Any business owner or business manager that seeks growth in business operation must give high attention to Working Capital and must understand the relationship between Cash and Profits, to avoid running out of liquidity, to avoid excessive liquidity, and to be able to honor short-term financial obligations.
Firstly, let us explore the literally meaning of Working Capital, Cash and Profits, before exploring how to strike a balance on the three concepts in other to achieve effectiveness and efficiency in daily business operations. Working Capital is the cash needed for the day to day operation of business it is simply stated as the difference between Current Assets and Current Liabilities. Cash is the amount of money at hand and that which is in the bank account(s), and may also include highly liquid short-term investments owned by the business concerned.
Profits is simply the excess of revenue over expenses for any given measurement period. The common belief that profit has a positive co-relationship with the amount of cash available to a business entity is not absolutely true. This misconception may be attributed to the lack of understanding of what actually constitute a profit, may be they are not aware or had forgotten that revenue is made-up of both cash and credit sales, and that other incidental income includes both the earned and unearned income, and that the cost of sales and other expenses includes both the paid and the unpaid, and therefore, the ultimate cash that will be available to the business entity would depend on the amount of cash sales and the length of time it takes debtors to settle their obligations, against the amount of cash expenses and the length of time required for the business entity to settle all its financial obligations. From the above, it is clear that the management of working capital does not involve the management of cash only, but also, the management of other components of Working Capital, which are, the Inventories, the Account Receivables and the Account Payables.
Inventory, Account Receivable Cash and Account Payable Management
The knowledge of Inventory, Account Receivable Cash and Account Payable Management and their practical application in businesses operation is the prerequisites for maintaining a healthy and safe working capital position. There must be a guided procedure for determining the level of Inventories to be held, taking into considerations, there conversion and renewal periods, to avoid stock out and tying down of cash assets, these can be achieved by using the Economic Order Quantity Models, the ABC model and the Just in Time Purchasing Model. The management of Account Receivables involves checking the credit worthiness of potential debtors, deciding credit periods and terms. Managing Account Payable includes understanding of the payment periods and terms. While the Baumol and Miller Orr Model is very useful for Cash Management.
Lastly, no business owner or manager should forget to use Working Capital Ratios frequently to monitor it liquidity position, and gain the assurance of daily solvency.

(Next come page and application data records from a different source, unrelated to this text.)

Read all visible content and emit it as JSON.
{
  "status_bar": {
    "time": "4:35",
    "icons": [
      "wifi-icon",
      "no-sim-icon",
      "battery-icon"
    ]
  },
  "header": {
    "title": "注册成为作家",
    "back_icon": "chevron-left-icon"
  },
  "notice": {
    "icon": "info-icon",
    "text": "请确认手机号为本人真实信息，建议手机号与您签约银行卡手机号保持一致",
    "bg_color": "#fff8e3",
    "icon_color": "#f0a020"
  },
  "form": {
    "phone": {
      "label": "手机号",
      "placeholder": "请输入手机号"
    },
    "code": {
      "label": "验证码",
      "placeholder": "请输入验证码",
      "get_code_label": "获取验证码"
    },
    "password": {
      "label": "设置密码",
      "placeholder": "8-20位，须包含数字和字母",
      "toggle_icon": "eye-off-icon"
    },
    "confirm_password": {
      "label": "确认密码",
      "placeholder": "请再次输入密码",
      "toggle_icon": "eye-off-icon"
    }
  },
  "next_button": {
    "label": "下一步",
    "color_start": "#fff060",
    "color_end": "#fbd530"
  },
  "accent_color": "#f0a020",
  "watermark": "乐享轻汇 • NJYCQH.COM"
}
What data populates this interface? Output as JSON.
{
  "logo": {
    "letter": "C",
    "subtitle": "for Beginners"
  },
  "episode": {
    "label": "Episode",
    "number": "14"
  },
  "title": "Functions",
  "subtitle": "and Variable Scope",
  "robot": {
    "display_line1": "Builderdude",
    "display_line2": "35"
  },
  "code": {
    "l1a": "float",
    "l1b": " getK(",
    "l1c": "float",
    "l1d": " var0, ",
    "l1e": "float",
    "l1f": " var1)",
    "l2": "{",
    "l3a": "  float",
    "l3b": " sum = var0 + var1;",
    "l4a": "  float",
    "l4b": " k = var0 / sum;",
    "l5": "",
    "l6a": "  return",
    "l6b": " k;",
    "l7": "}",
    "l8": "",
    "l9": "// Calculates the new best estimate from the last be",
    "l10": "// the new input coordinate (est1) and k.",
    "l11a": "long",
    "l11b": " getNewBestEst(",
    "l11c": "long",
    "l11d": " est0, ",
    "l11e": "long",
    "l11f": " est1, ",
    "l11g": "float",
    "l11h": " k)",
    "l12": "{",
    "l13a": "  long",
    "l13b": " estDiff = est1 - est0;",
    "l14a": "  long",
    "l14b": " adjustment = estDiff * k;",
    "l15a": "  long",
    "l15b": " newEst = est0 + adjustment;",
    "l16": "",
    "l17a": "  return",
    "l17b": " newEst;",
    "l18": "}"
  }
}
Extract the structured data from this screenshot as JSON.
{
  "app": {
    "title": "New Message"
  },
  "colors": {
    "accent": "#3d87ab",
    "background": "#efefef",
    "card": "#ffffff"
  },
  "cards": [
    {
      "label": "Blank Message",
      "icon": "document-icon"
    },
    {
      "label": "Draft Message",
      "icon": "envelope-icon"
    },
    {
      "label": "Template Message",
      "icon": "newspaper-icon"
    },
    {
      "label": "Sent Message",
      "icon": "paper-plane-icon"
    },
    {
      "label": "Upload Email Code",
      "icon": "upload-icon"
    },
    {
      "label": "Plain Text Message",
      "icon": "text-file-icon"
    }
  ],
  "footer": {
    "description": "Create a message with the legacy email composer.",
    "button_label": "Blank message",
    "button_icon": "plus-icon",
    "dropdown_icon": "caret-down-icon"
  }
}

About the Author
Naghabum Osayande is Accountant and loves to shares his thoughts on finance matters.
His specialities include audits, investigations, accounting advisory and business development